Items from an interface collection
※

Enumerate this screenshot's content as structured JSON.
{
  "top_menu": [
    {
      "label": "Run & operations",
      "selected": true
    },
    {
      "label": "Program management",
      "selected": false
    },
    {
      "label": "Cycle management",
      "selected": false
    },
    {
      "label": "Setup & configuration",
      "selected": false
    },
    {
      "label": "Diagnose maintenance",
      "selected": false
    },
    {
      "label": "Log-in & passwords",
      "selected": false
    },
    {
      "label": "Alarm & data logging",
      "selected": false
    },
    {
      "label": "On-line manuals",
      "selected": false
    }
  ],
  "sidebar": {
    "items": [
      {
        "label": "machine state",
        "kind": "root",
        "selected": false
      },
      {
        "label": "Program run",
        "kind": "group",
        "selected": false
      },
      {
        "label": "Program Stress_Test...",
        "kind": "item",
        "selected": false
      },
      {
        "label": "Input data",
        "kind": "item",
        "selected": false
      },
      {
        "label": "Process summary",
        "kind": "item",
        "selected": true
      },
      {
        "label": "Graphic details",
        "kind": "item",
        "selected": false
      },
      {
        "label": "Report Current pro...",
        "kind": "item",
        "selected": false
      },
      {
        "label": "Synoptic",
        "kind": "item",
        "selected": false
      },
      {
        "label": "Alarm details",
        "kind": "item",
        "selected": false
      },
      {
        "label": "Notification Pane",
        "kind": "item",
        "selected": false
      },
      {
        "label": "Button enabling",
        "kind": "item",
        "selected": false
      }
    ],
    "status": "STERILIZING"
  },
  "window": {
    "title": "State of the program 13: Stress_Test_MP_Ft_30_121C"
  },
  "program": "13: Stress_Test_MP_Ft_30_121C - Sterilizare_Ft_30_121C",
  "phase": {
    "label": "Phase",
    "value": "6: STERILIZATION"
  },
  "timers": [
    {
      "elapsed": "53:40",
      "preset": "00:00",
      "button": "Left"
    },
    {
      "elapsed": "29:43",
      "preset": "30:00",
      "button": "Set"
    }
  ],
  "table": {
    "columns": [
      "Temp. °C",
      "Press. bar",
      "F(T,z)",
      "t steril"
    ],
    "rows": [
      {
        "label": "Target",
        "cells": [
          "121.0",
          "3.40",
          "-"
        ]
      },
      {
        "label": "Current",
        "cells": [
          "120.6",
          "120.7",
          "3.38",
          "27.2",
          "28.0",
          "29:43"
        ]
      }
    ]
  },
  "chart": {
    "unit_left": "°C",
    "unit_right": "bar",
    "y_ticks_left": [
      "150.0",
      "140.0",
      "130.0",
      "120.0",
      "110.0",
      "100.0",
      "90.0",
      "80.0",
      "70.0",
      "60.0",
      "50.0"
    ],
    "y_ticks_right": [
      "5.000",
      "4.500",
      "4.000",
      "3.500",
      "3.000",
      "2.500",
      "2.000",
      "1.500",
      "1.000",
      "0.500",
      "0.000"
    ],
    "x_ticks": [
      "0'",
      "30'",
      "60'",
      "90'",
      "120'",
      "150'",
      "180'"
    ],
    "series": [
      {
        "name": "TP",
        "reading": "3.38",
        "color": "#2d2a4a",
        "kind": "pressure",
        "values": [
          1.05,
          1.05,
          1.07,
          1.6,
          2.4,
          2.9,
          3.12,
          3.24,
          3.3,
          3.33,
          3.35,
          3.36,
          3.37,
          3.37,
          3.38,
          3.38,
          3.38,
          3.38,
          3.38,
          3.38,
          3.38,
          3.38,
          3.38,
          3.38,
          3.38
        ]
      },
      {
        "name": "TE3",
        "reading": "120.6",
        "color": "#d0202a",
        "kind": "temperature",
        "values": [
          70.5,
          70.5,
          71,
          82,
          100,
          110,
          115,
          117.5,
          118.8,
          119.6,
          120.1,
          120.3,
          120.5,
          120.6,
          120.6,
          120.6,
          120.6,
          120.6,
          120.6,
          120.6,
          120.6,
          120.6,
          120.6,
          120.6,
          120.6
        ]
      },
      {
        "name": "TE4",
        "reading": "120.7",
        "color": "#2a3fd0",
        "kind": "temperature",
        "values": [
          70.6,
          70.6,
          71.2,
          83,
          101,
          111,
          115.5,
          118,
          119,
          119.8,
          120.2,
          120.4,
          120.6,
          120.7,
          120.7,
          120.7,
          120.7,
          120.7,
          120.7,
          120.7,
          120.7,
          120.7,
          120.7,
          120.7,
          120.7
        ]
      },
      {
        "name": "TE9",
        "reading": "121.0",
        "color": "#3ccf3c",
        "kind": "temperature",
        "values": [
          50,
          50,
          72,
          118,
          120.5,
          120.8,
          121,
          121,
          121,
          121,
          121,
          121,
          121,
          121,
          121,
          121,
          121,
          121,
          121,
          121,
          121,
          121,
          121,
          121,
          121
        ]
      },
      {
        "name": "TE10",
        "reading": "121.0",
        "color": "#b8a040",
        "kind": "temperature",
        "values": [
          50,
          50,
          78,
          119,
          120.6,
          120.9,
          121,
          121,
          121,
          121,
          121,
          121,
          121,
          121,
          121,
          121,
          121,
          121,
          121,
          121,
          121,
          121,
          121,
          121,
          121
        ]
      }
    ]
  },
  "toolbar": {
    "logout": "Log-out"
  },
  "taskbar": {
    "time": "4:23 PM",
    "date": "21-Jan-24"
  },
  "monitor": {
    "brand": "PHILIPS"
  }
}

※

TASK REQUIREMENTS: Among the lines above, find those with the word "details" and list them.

RESULT FOR THIS TASK:
        "label": "Graphic details",
        "label": "Alarm details",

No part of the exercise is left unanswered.